The two most widely used GMO crops in the U.S. are corn and soy designed to withstand a specific herbicide. Monsanto sells both the GMO seeds and the herbicide, known as Roundup. Over the years, Roundup-treated weeds have become tolerant to the herbicide, leading to increasing doses and runoff, resulting in growing risks to public health and the environment.

The latest chapter of the GMO story is the development of GM salmon for human consumption. GM animals produced for direct human consumption is something we've never seen, and FDA officials evaluating its safety are relying on data from the company seeking approval.

Overall, the use of GMOs to date has been a negative for the food system and for public health because of increased use of chemicals and other issues. It's conceivable that genetically modified food could be used in a positive manner, but many factors need to be considered in addition to dietary intake risks.

Are we reaching the end of cheap food?

It's difficult to predict the future. But I really do think we cannot continue long-term with the availability of cheap food-and in saying this, I should note that for many, it already seems anything but cheap.

We're not paying the full cost of the food, which includes the overuse of natural resources, the contaminants we're putting out there and the fact that food system workers often don't earn a living wage. Someday those costs will show up in our food prices.

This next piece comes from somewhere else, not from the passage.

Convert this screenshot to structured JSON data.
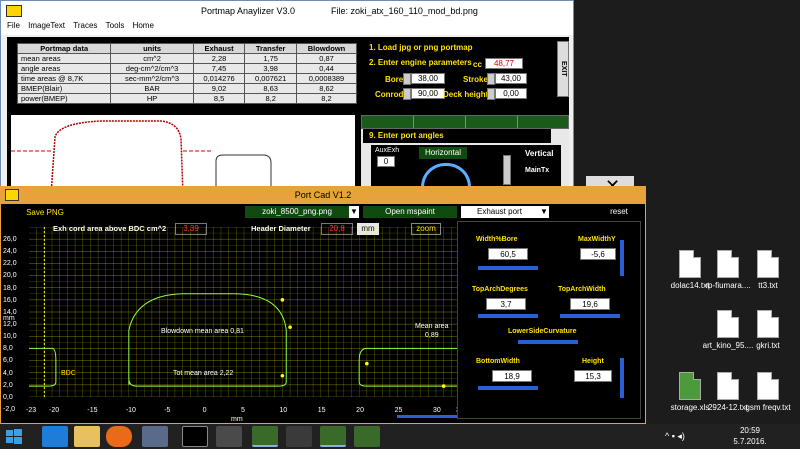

With a global population that's expected to hit 9 billion by 2050, the UN predicts we'd have to expand food production by 70 percent. But environmental threats are going to make it challenging even to maintain current levels. It's hard to imagine that technological fixes are going to solve these problems.

I don't say it's impossible, but I think it will require some big changes. We could feed a lot more people by reducing meat consumption because it's so inefficient to produce. And cutting into food waste is critical: Thirty to forty percent of all the food that's produced is wasted-in fields, during storage and transport, and by retail, restaurants and consumers.

We eventually will have to move into more sustainable types of food production and distribution systems. It's happening now, but not even close to the scale that's needed.

Why are there so many food allergies now?

It's likely that many things have changed in the environment, in our diets and in child-rearing practices that have led to an increase in food allergies in the past 20 years.

One of the most popular theories is the hygiene hypothesis. If the developing immune system is not exposed to enough levels and types of germs and bacteria, its focus may shift, leading to allergies or autoimmune diseases. Worldwide, there's a lot of evidence to support this, as food allergies are much more common in developed countries. But the hygiene theory does not seem to be the most important factor in developed countries. Higher rates of food allergies in inner-city populations contradict the hypothesis.

In terms of nutrient-related allergy causes, two theories have some evidence to support them: vitamin D deficiency and excess folate. Compared to two decades ago, there's a much higher rate of vitamin D deficiency-especially in northern climates. This may be diet-related, but it's also because most of us spend more time indoors.

And about 20 years ago, women who were pregnant began taking supplements with high levels of folic acid to prevent birth defects. So there's been a major change in developing infants' exposure to folic acid.

I think we're going to learn that there are quite a few more contributors to food allergies. Some are under investigation; some we haven't thought of yet.